Mr. Leyda provided examples of permaculture designs and suggestions for plant combinations that would work well in our gardens, yards and woodland areas. He also provided resources for further study. Master gardeners left the program eager to find ways to implement in our own yards the concepts that we learned from Mr. Leyda’s presentation.
Photo by Bill Roberts - Trish Somsel prunes in the Permaculture garden earlier this year.
In Memoriam - Bill Link - Class of 1993
Fall is the time of year for harvesting the bounty, putting gardens to bed, and preparing for the colder season. Fortunately we Clark County Master Gardeners can grow winter vegetables, plan for spring, and continue to devote time to the amazing Master Gardener program. The Garden News is just one way to communicate all that you do that makes our community a wonderful place to live. Take a moment to read the Fall Edition. You can also find the current newsletter on the Foundation's website at www.mgfcc.com/Events.html.
Please continue to give us ideas, author timely and informative articles, and share your feedback. Feel free to drop me an email at email@example.com. Thank you. Susan Lehr, Garden News Editor.
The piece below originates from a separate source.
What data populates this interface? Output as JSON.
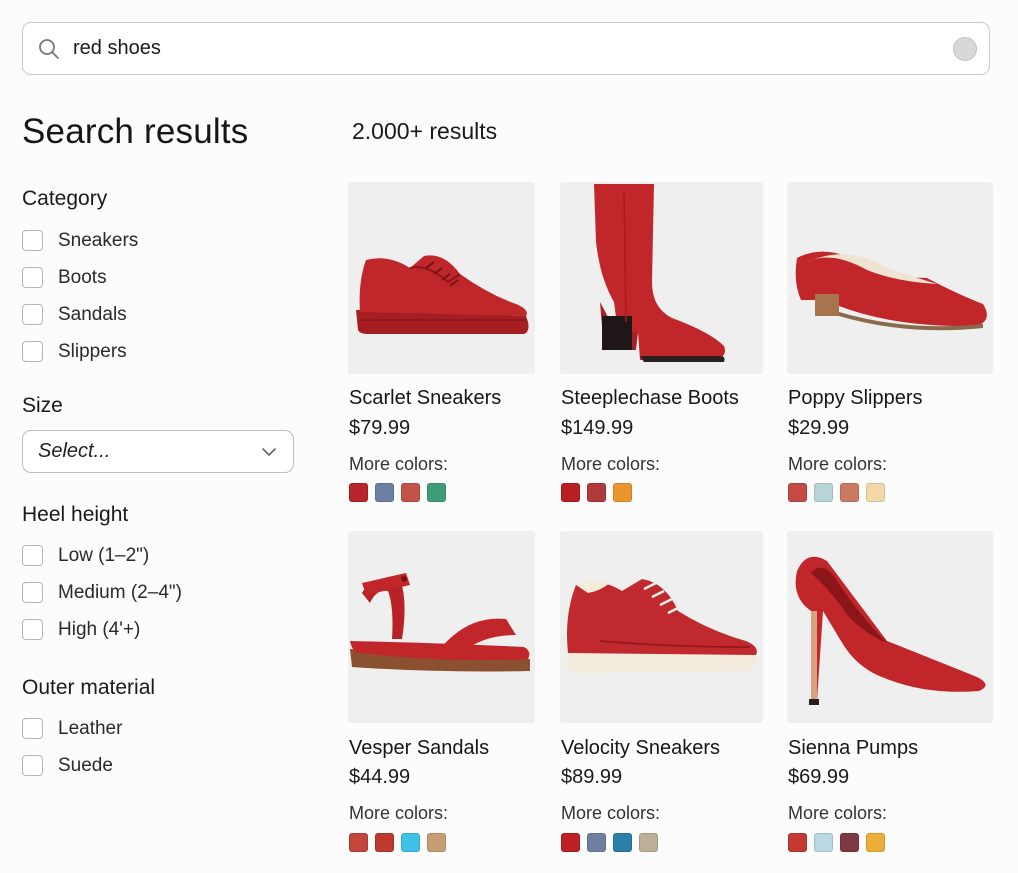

WSU Extension programs and employment are available to all without discrimination. Evidence of noncompliance may be reported through your local WSU Extension office.
In cooperation with Clark County and Washington State University, the Master Gardener Foundation of Clark County is dedicated to promoting research-based horticultural practices at the 78th Street Heritage Farm and other venues across Clark County through education, consultative programs and experiences with preserve or enhance our environment.